The O'Day 32 Sailboat: Keel or Centerboard, It's Home To Those Who Understand Living. (1977)
Perhaps the key word is "liveable". Oh, the tri-cabin 32 is "cruisable" to be sure -- ready to kidnap six and stretch for far distant horizons.
And it's "sailable" in a way more commonly associated with leaner, more sparely equipped craft. But the word is "liveable", because being aboard an O'Day 32 is to experience the feelings of home in the undeniably romantic atmosphere of a ship at sea.
Home. Where the heart is.
The designers at Hunt Associates, John Deknatel and his colleagues, created a sailing vessel with privacy for three couples, two in each of three cabins.
And they established a minimum of 6'1" headroom throughout (6'5" in the main salon).

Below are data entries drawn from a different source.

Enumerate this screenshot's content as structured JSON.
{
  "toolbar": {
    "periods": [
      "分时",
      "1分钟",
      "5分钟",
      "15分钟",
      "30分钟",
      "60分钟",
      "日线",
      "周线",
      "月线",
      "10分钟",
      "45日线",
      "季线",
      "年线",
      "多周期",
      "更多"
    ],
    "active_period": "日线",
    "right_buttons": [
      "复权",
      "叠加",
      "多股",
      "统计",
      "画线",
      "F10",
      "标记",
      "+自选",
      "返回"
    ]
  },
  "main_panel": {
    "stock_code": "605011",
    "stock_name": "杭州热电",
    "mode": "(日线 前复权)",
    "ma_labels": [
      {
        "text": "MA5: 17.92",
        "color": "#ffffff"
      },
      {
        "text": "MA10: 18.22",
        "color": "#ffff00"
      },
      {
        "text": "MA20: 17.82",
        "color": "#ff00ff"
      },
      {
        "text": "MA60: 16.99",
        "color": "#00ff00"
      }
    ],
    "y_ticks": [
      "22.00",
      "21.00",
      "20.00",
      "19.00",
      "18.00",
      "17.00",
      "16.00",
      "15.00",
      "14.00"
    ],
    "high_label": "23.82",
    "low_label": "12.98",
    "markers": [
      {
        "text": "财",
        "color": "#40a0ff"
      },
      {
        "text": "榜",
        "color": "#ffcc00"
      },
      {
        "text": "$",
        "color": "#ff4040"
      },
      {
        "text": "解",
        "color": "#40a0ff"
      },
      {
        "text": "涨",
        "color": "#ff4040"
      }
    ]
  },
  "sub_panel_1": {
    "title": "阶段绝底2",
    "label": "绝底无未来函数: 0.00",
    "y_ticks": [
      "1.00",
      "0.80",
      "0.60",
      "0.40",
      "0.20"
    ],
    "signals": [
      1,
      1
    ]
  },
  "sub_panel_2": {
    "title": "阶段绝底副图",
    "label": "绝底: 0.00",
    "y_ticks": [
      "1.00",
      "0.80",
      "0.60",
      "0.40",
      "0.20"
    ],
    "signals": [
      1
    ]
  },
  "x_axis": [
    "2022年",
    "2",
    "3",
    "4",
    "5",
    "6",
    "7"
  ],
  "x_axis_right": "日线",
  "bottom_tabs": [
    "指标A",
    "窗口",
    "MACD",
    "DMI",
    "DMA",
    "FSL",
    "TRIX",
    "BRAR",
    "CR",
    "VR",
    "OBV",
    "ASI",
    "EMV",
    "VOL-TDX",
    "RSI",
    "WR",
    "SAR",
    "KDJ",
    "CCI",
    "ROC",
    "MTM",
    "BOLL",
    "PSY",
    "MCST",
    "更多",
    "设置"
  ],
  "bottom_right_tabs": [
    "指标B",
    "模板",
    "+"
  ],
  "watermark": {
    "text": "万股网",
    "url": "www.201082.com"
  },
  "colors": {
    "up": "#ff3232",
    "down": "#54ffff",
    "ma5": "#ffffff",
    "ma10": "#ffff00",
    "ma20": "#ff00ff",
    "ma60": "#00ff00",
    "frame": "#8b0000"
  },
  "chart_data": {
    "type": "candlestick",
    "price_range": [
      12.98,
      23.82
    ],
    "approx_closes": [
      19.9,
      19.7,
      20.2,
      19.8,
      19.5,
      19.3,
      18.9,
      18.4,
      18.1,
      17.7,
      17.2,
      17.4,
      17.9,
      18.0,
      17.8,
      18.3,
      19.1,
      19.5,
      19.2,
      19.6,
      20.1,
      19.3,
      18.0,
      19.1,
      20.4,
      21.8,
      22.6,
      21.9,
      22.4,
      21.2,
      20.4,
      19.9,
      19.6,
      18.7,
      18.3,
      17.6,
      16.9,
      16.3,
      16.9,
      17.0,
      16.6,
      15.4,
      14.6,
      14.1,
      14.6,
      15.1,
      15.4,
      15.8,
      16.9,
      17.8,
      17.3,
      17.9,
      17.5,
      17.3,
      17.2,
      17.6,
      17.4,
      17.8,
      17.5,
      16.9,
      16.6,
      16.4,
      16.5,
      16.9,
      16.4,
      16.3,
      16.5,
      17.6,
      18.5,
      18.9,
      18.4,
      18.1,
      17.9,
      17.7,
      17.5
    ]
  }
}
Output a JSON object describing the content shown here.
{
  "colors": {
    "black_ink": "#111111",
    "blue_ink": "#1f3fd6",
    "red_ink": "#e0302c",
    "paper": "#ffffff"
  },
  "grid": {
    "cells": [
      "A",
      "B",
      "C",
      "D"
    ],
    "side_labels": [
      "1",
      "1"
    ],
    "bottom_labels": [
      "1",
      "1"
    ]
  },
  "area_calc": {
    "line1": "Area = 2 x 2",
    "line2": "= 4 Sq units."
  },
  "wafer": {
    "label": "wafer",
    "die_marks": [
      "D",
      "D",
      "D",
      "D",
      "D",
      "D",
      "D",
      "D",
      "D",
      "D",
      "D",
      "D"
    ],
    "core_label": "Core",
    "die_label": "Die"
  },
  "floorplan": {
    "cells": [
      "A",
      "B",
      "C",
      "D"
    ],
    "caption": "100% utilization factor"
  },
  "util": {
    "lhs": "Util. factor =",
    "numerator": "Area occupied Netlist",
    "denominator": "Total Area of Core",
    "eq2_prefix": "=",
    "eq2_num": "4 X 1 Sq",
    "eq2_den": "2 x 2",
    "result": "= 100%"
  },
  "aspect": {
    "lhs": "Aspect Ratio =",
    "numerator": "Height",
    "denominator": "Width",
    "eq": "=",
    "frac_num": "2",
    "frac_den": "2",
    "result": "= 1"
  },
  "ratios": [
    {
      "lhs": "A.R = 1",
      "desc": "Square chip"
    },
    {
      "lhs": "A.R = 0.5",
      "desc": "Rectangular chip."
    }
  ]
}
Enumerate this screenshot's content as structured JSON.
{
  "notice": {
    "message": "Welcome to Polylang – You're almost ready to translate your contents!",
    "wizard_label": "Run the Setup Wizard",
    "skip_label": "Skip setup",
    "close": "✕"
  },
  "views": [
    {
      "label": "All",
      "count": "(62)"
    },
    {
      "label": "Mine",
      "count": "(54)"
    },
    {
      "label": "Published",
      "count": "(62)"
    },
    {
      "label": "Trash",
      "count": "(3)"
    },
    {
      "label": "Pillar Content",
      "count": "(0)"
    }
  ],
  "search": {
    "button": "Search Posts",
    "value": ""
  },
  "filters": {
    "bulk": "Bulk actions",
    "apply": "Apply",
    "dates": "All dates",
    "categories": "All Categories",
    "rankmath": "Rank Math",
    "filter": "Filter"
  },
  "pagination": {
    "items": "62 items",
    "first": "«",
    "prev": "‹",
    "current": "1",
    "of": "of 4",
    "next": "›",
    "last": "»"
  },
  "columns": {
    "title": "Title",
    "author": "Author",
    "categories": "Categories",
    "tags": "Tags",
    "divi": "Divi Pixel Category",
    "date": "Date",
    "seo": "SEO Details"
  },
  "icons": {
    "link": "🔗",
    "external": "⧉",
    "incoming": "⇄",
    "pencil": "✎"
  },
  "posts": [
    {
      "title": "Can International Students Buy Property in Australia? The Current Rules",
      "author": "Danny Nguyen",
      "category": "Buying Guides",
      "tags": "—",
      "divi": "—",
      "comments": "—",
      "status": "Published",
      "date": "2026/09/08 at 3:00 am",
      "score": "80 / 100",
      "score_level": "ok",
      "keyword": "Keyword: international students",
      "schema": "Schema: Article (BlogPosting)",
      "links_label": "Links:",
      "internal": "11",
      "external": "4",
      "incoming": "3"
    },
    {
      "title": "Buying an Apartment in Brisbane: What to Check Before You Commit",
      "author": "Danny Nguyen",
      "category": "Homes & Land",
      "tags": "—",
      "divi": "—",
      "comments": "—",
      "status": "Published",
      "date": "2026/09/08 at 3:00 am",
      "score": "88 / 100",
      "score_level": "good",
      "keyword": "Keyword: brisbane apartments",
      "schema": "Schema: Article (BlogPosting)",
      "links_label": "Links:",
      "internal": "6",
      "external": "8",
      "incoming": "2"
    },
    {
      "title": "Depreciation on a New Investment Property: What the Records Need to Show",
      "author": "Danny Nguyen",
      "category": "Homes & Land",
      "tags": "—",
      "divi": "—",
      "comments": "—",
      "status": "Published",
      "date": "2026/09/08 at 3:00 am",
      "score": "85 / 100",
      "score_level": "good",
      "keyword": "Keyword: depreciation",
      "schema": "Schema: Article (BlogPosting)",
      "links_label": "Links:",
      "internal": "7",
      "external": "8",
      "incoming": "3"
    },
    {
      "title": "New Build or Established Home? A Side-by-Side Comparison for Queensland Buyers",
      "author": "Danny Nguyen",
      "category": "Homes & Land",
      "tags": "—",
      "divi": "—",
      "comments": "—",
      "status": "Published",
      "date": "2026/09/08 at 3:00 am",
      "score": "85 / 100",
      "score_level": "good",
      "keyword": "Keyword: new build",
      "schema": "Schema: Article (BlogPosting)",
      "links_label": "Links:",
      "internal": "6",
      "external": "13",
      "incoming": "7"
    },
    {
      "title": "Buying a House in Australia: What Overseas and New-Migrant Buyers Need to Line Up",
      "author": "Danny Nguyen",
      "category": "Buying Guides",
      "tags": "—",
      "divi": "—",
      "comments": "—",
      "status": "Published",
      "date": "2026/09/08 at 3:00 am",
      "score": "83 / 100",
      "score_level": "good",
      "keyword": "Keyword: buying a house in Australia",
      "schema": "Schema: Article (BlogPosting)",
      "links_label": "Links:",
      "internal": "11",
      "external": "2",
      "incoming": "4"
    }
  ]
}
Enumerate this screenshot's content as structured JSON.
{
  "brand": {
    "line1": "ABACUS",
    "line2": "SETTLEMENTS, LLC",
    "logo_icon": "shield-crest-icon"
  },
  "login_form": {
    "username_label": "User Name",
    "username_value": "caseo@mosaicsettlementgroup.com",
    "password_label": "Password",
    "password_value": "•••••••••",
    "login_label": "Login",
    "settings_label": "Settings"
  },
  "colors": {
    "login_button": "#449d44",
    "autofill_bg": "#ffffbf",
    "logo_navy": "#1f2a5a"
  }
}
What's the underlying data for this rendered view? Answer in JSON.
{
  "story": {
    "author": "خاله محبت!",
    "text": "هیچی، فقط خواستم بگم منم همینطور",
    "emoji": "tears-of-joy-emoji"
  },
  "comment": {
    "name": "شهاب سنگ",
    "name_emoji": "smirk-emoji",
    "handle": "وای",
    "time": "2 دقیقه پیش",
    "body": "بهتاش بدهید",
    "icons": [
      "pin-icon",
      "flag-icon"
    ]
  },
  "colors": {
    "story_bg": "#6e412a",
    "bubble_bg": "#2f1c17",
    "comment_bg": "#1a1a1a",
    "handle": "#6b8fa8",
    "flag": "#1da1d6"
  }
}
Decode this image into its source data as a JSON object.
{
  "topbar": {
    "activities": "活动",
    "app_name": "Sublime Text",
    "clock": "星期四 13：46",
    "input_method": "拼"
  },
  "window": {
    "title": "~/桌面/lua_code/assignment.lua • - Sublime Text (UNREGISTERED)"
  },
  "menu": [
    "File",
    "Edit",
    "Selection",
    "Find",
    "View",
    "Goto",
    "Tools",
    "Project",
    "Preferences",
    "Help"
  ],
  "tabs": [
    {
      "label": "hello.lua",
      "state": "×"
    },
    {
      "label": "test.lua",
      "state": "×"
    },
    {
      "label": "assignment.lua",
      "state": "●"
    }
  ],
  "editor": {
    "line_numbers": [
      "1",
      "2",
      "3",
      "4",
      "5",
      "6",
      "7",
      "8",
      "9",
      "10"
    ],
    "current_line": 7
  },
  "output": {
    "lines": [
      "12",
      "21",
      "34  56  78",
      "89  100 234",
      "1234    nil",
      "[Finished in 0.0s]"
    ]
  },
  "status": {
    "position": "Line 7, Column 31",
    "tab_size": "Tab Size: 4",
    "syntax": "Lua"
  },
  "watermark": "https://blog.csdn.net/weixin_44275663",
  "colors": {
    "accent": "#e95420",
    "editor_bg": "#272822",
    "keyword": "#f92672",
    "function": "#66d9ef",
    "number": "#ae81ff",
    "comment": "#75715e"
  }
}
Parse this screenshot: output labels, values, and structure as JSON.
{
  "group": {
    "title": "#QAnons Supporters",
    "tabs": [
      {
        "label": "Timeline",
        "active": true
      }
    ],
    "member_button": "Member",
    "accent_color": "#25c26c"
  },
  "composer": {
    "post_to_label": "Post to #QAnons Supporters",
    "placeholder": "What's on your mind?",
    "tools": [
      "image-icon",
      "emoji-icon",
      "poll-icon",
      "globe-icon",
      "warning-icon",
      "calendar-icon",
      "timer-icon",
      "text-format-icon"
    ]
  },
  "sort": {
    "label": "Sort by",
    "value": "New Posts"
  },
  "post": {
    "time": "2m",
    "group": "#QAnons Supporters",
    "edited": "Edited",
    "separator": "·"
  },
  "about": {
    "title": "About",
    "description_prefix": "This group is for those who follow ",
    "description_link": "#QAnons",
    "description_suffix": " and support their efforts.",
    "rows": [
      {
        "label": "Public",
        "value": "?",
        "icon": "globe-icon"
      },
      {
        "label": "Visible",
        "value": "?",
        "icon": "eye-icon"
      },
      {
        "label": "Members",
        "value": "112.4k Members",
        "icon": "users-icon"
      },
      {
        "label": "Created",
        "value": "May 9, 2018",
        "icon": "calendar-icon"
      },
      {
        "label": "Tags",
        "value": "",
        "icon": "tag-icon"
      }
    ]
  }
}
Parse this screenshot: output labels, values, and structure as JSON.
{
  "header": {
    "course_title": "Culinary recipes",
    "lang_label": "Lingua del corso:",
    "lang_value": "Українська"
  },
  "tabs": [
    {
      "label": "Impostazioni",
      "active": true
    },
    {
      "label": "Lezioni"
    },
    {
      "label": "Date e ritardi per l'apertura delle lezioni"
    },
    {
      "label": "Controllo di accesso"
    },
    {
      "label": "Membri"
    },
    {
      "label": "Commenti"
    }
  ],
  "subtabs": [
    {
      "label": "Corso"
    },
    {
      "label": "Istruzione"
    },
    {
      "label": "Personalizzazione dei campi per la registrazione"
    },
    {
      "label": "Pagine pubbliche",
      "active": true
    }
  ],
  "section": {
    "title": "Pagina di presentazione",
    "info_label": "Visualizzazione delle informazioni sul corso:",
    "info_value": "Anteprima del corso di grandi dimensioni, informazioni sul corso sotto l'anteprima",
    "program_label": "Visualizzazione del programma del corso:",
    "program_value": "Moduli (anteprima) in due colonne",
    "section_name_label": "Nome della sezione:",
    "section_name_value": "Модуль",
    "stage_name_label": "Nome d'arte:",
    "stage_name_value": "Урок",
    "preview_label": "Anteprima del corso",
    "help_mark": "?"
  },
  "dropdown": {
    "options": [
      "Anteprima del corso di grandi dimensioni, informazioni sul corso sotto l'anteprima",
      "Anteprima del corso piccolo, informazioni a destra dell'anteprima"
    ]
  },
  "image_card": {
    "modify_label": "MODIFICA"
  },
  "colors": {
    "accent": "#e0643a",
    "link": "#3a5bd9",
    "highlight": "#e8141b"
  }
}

The roominess is equivalent to a conventional boat of over 40'. Yet the price is equivalent to space-starved conventional boats under 32'.
The master's stateroom aft is a secure command center where the skipper and his mate can get away from it all, yet have the charts at hand and be only a few steps from the binnacle.
They share a double that fills up the whole stern of the boat, a private head with washstand, and a hanging locker.
The main salon is a gracious gathering area, an open and airy dining place, and a night time private cabin for two special guests.
Aft and starboard, is the nerve center of any boat, the galley. Spacious counters surround an alcohol stove, a sink, an icebox and a pressurized water system.
Ships stores all have their proper place. And while preparing meals, the cook shares in the air, sky and conversations of the cockpit.
View of the Main Saloon and Galley of the O'Day 32
A head is tucked away to port with a vanity and sink outboard, and a shower area with pressurized water.
The fo'c'sle is dominated by a huge double V-berth and those lucky enough to share it also share their own hanging locker. Shelves and personal stowage crannies abound, because we know all too well the collector's urges when cruising.
You can take it with you.
All of these luxuries would be unimportant if the O'Day 32 were just another motorsailer. Its performance is, perhaps, what will surprise you.
For a big boat, it's not particularly chunky, and carries its waterline all the way to the stern. With very little fussing by the crew, the 32 sails vividly enough to suggest fantasies of racing. (Don't even think it!)
Yet, even the centerboarder charges to weather like a train (small wonder, with a 7'1" draft, board down) and glides downhill on feathers of wind (3'4" draft, board up). The keel version with its 4'6" draft is simpler and more stable.
The classic sloop rig was chosen because it is fast on the beats, spreads sail on the reaches, and can carry a good sized chute downwind.
Yet each sail is small enoligh to be handled by one person.
Crew, kids and guests will be dry and safe in the big, deep center cockpit — some might even choose to spend the night there under the stars.
Standard diesel power will move the 32 at about 7 knots.
There's a point at which the boat must speak for itself. The 32, in person, is eloquent. Look one over with your O'Day dealer. And prepare yourself to go a little crazy.
A Bangor Punta Company
GG Archives REF: BPODY-027-1977-C-CAT